The Barcelona Bears of 1972 who brought the Cup Winners’ Cup back to Scotland – the only Rangers team to taste success on the continent – are still discussed in feted tones around the corridors of Ibrox, and John Greig ensures their feat is never forgotten.

"John is telling that story every day! No, it’s good to have. I love having John Greig around because he is a true legend,” van Bronckhorst added.

“I think it’s also very important for the players to hear those stories, of the influence and experience they had and what it meant to them. That’s very important because this club is all about history.

“I also told my players that we have two big finals and the final in Seville next week will give them a chance to be in the history books of this club.

“Then the stories they will tell in 10, 20 or 30 years will be the same stories that all the players from ’72 will tell to mine.”

It is a chance of greatness, of that there is no doubt. Eintracht Frankfurt are talented but sit 11th in the German top flight, far beyond RB Leipzig and Borussia Dortmund, who Rangers have eliminated already.

Using the Dutch methodology of van Gaal, Rijkaard and company has seen a tactical evolution at Rangers – sometimes midway through games – and van Bronckhorst will apply more of the elements he has learned through a 30-year football career against Frankfurt that have served Rangers so well against more illustrious opponents – including the two German sides – already.

“It’s a Bundesliga team and a very strong team, physically good, well organised and very fast in transitions,” said Van Bronckhorst. “We also saw when we played against Leipzig. They have had great results, beating Barcelona and West Ham is a great achievement for them – the results they have had in Europe will give them confidence. But they have different players to the ones we faced.

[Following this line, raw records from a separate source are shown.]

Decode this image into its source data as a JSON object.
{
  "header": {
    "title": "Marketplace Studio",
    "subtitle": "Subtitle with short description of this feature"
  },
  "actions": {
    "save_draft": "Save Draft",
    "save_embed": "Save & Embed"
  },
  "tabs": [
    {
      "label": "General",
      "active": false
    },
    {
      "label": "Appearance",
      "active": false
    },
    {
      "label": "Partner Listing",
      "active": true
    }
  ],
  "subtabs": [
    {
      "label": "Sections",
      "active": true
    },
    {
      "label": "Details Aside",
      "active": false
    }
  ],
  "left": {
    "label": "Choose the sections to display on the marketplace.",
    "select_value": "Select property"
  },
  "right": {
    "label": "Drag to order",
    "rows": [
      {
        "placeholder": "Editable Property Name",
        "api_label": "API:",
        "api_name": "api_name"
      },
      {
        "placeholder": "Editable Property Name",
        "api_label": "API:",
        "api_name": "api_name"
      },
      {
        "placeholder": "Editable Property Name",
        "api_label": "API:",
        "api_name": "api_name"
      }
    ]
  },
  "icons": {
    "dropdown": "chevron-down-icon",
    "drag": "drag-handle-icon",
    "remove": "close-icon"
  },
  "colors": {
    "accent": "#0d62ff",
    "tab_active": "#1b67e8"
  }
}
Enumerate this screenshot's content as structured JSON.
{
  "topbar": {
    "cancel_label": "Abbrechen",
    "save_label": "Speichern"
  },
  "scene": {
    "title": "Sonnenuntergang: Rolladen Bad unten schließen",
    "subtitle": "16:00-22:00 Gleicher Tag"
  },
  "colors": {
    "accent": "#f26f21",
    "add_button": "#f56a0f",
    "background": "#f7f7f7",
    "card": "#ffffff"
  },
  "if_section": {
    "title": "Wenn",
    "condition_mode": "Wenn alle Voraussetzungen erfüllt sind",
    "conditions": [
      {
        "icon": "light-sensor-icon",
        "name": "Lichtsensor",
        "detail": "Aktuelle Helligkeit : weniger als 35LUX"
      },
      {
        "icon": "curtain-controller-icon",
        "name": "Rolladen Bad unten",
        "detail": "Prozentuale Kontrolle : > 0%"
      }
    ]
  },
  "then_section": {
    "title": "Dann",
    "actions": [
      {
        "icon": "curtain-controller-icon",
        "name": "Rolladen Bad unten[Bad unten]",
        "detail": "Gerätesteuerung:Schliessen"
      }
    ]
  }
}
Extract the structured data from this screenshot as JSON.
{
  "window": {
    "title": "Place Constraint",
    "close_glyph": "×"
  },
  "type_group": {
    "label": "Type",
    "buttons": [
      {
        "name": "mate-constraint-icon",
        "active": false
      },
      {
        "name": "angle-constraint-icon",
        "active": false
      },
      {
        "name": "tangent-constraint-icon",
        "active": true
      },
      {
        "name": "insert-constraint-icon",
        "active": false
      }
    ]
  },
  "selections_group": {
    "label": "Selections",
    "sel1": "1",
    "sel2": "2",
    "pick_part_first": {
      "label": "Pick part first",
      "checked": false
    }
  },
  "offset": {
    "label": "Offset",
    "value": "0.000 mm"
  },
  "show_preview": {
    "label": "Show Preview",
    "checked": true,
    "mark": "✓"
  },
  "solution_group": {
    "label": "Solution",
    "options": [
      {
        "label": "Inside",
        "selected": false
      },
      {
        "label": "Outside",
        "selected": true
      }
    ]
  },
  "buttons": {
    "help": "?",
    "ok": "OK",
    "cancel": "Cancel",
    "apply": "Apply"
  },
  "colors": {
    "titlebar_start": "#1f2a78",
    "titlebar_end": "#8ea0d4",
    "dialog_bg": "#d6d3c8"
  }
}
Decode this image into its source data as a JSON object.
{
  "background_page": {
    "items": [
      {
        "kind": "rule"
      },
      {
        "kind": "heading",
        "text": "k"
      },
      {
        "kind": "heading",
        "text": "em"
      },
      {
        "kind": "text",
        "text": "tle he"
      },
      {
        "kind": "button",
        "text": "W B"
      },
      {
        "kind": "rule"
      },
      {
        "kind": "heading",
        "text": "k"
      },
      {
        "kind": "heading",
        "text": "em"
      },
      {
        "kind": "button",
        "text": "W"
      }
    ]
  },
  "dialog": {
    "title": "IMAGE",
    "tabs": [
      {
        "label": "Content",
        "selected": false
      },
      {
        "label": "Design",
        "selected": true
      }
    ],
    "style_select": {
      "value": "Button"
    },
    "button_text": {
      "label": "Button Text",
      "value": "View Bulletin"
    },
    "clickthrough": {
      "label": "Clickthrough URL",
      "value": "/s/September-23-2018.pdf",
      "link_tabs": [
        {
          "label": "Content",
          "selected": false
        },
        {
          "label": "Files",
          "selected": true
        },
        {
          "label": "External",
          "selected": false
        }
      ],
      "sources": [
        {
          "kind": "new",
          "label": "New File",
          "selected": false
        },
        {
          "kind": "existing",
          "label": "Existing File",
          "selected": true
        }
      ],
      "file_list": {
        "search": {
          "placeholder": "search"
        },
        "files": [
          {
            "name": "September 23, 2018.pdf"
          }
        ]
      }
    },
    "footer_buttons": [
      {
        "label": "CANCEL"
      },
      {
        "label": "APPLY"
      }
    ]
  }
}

“The system might be the same but individually they have different strengths but we are watching all the games they have played so far and in the end we will make a plan to try to be victorious against Eintracht.

“If you play against a really strong opponent – Dortmund at that time were favourites to win the Europa League – and you give a performance like that, it’s good for confidence and your belief in your strength as a team. We stayed really humble and respected the opponent and made sure that we did everything we could to win against every team we played. That’s one of the strengths of this team. I’m really happy with that. Frankfurt will be the same. We won’t change our approach. We won’t change anything in addressing all the tactics. The preparations will be the same as when we played before.

“It would be a huge achievement and it also the beauty of football because it doesn’t matter how much you spend or what your players are worth, in the end you have the chance to win against a team in 90 minutes.

“You can play against a team with much bigger budgets and better players but we have won those games.

“I think it is a huge achievement for us and it shows that everything is possible in football once you work hard for it. You have to believe.”